Britain in the eighteenth century, it was sometimes suggested, had a 'Venetian constitution', with a small, closed group of landowners dominating the state like the élite of Venice. Britain, contended Benjamin Disraeli, suffered from a combination of 'Venetian politics, Dutch finance and French wars' 1 by which Whig aristocratic landowners controlled the state, raising loans in London to finance war on the lines established by Dutch financiers who had been introduced into England by William of Orange. The 'triumph of the Venetian oligarchy' has been linked, above all, to the political career of Robert Walpole who, according to his modern biographer, 'fused the interests of aristocracy, high finance, and executive government':
The Revolution of 1688 and all that followed were retrogressive from the point of view of the emergence of the middle class into political power. Socially and economically they continued to thrive, but not politically. The power of the land and of commerce fused to create a paradise for gentlemen, for the aristocracy of birth; it thus became much easier for England to adopt an imperial authority, to role alien peoples, and to train its ruling class for that purpose, rather than to adjust its institutions and its social system to the needs of an industrial society. 2
The outcome, so it is argued, was 'gentlemanly capitalism', an alliance between a prosperous agrarian capitalism and the power of commerce and finance in pursuit of empire, which subordinated industrial capitalism and excluded the industrial middle class from power and influence.

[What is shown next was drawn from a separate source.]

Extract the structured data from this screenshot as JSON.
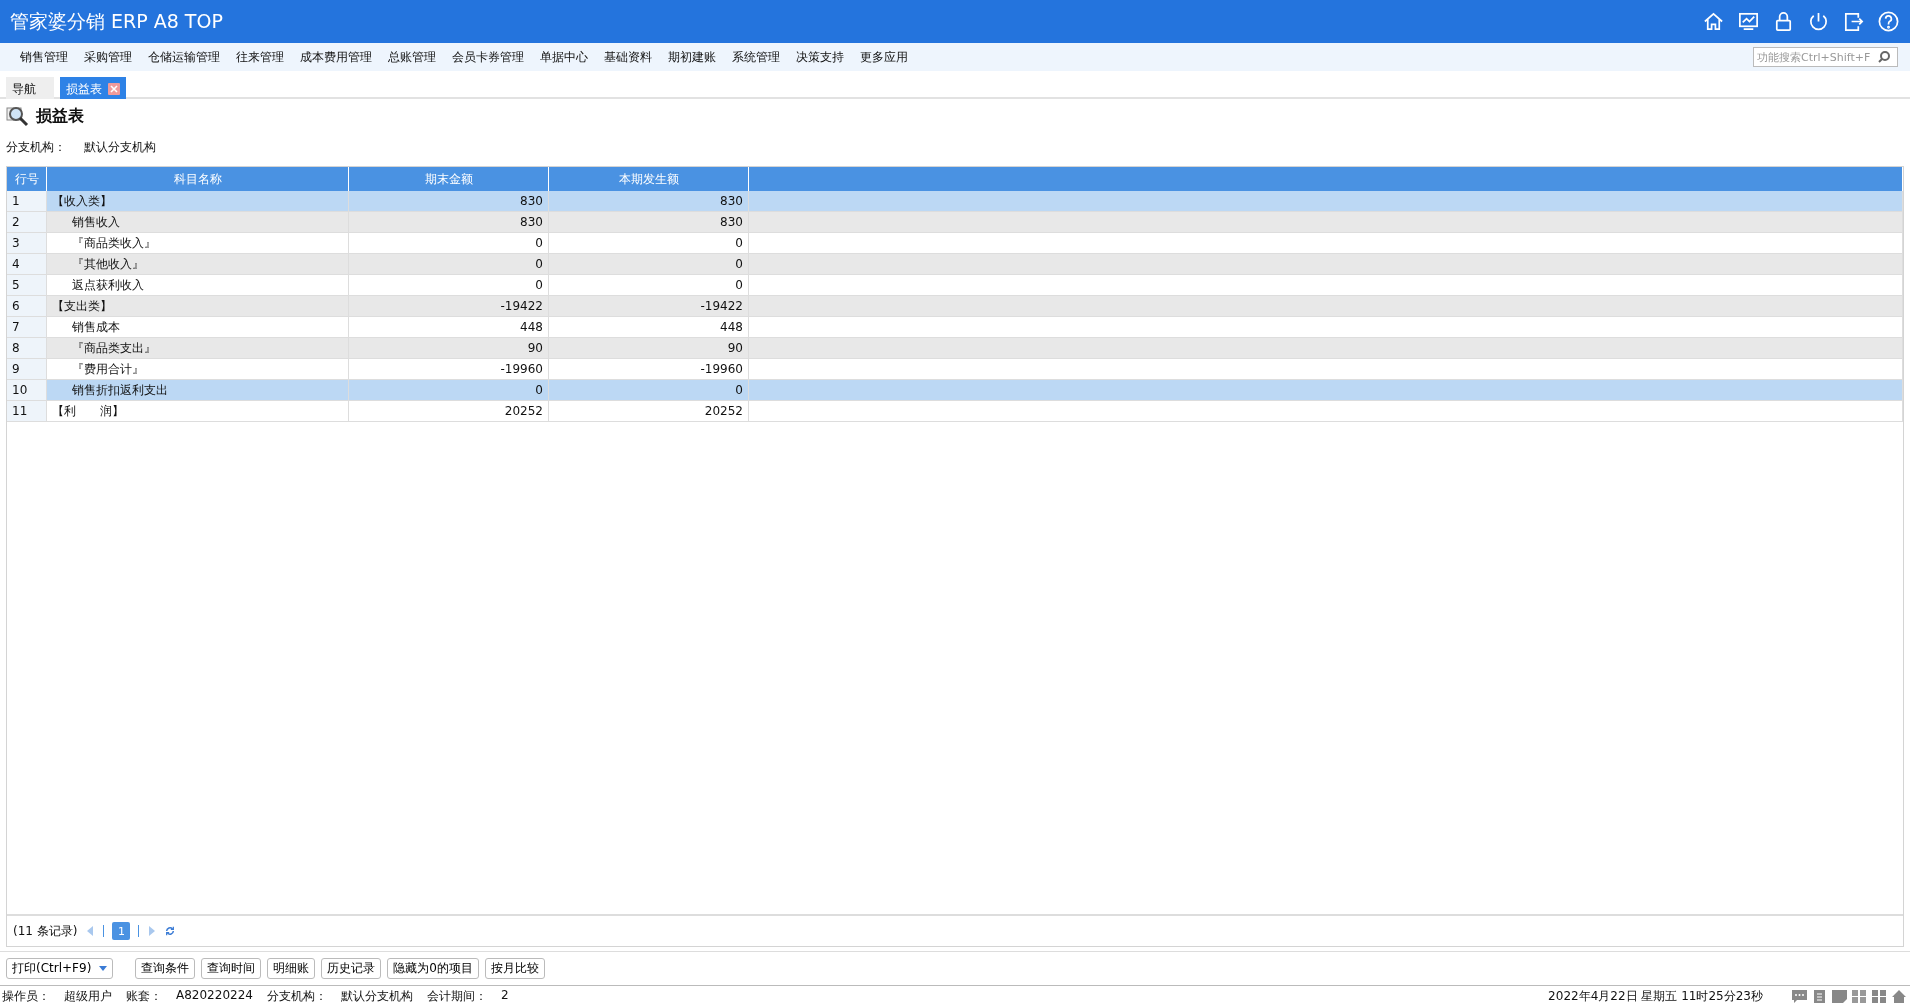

The proponents of 'Venetian oligarchy' or 'gentlemanly capitalism' can make a strong case. General elections became less frequent with the increase in the life of parliament from five to seven years in 1716; and only about a third of constituencies were contested when an election was called. The franchise was limited and became more restricted, and the distribution of seats was full of